Brendan Shanahan

In October of 1996, the Red Wings sent Paul Coffey to the Hartford Whalers. Among the players coming in the other direction was Brendan Shanahan. Shanahan played in the National Hockey League from 1987-88 to 2008-09 with the New Jersey Devils, St. Louis Blues, Whalers, Red Wings and New York Rangers. He was the second overall pick at the 1987 NHL Entry Draft, going to the Devils.

Detroit reached the Stanley Cup finals in 1996-97 and swept the Philadelphia Flyers to become champions. It was the first time the Red Wings had won the Stanley Cup since 1954-55. Hartford, however, did not qualify for post season action. But, Coffey wasn’t with the Whalers at the season’s end. Paul was traded again in December to those same Philadelphia Flyers and played in the finals against the team that he started the season with.

Tuesday, October 28, 2014

Bob Hartley: 4 Leagues, 4 Championships

bob hartley
2014-15 is Bob Hartley's third season as head coach of the Calgary Flames in the National Hockey League. While behind the Calgary bench, the Flames have yet to qualify for the Stanley Cup playoffs. However, if anyone is going to turn this NHL franchise around, it’s Hartley. Since 1992-93, in four different leagues, Bob has led four different teams to playoff championships.

1992-93 Laval Titan – QMJHL

In his second of two years coaching Laval, Hartley led the team to a second overall placing with 43 wins and 88 points over the 70 game regular season schedule. The Titan led the QMJHL with 367 goals scored.
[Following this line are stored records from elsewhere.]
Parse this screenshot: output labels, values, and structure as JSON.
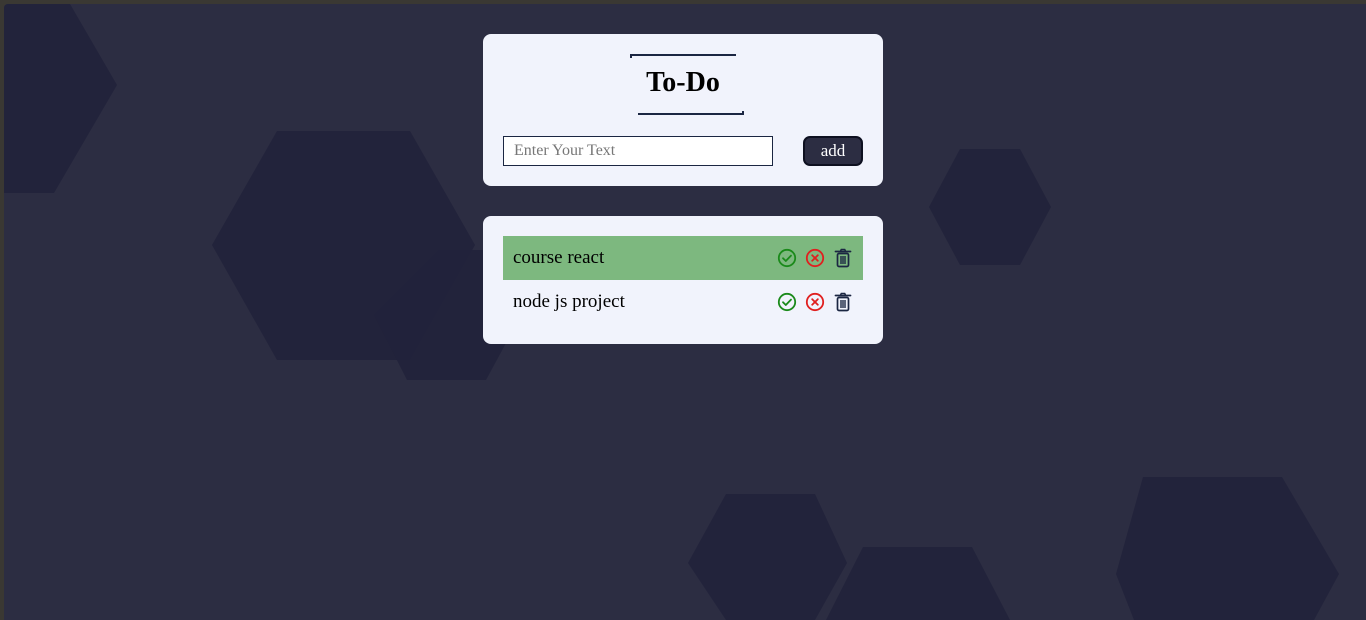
{
  "app": {
    "title": "To-Do"
  },
  "input": {
    "placeholder": "Enter Your Text",
    "value": "",
    "add_label": "add"
  },
  "tasks": [
    {
      "text": "course react",
      "completed": true
    },
    {
      "text": "node js project",
      "completed": false
    }
  ],
  "icons": {
    "complete": "check-circle-icon",
    "uncomplete": "x-circle-icon",
    "delete": "trash-icon"
  },
  "colors": {
    "background": "#2c2d42",
    "hexagon": "#22233b",
    "card": "#f1f3fc",
    "accent": "#1b2642",
    "completed_row": "#7db87f",
    "check": "#1a8a1a",
    "cross": "#e01f1f",
    "trash": "#1b2642"
  }
}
In the playoffs, Laval lost just one game. In the opening round, they swept Verdun College-Francais. In the semi-finals, they swept the Drummondville Voltigeurs. In the finals against the Sherbrooke Faucons, Laval let one get away but won the series in five games to capture the President’s Cup.

The 1993 Memorial Cup tournament was held in Sault Ste. Marie, Ontario. The Titan went 1-2 in the round robin. Laval beat the Swift Current Broncos 4-3 in the tie-breaker game before losing 3-1 to the Peterborough Petes in the semi-final matchup.

1996-97 Hershey Bears – AHL

In his first year coaching Hershey, Bob Hartley led the team to a second place finish in the Mid-Atlantic Division and second place overall in the American Hockey League. The Bears won 43 games and totalled 101 points over 80 games. Hershey had the least goals against in the AHL with 220.

In the opening round of the playoffs, the Bears ousted the Kentucky Thoroughblades, three games to one. The next two best of seven series both went the distance with Hershey beating the Philadelphia Phantoms 4-3 followed by a 4-3 victory over the Springfield Falcons to earn a place in the finals. The Bears met the Hamilton Bulldogs and dispatched their opponents in five games to capture the Calder Cup championship.

2000-01 Colorado Avalanche – NHL

In his third of five years as head coach of the Avalanche, it was now or never for Hartley to win a Stanley Cup championship. Colorado was led by Joe Sakic, Ray Bourque and Patrick Roy, all now in the Hockey Hall of Fame and, at the time, nearing the end of their playing careers. 

The Avalanche finished first overall in the NHL with 52 wins and 118 points in 82 games. Joe Sakic scored 54 goals and finished second to Pavel Bure’s 59 goals with the Florida Panthers. Sakic’s 118 points placed him second in the race for the Art Ross Trophy, behind Jaromir Jagr of the Pittsburgh Penguins with 121 points.

In the opening round, Colorado swept the Vancouver Canucks in four games. In the Western Conference semi-finals, the Los Angeles Kings took Colorado to the seven game limit before allowing them to advance. In the Conference finals, the Avalanche eliminated the St. Louis Blues in five games. In the finals, Colorado met the New Jersey Devils and won their second Stanley Cup championship, winning four games to three.

2011-12 ZSC Lions – NLA

Bob coached in Switzerland for the 2011-12 season with the ZSC (Zurich) Lions of the elite National League A. The team finished the regular season in seventh place in the twelve team league with just eight playoff spots up for grabs. In a post season of upsets in Switzerland, the Lions defeated the fifth place SC Bern in the finals. It was Hartley’s only year coaching in Europe.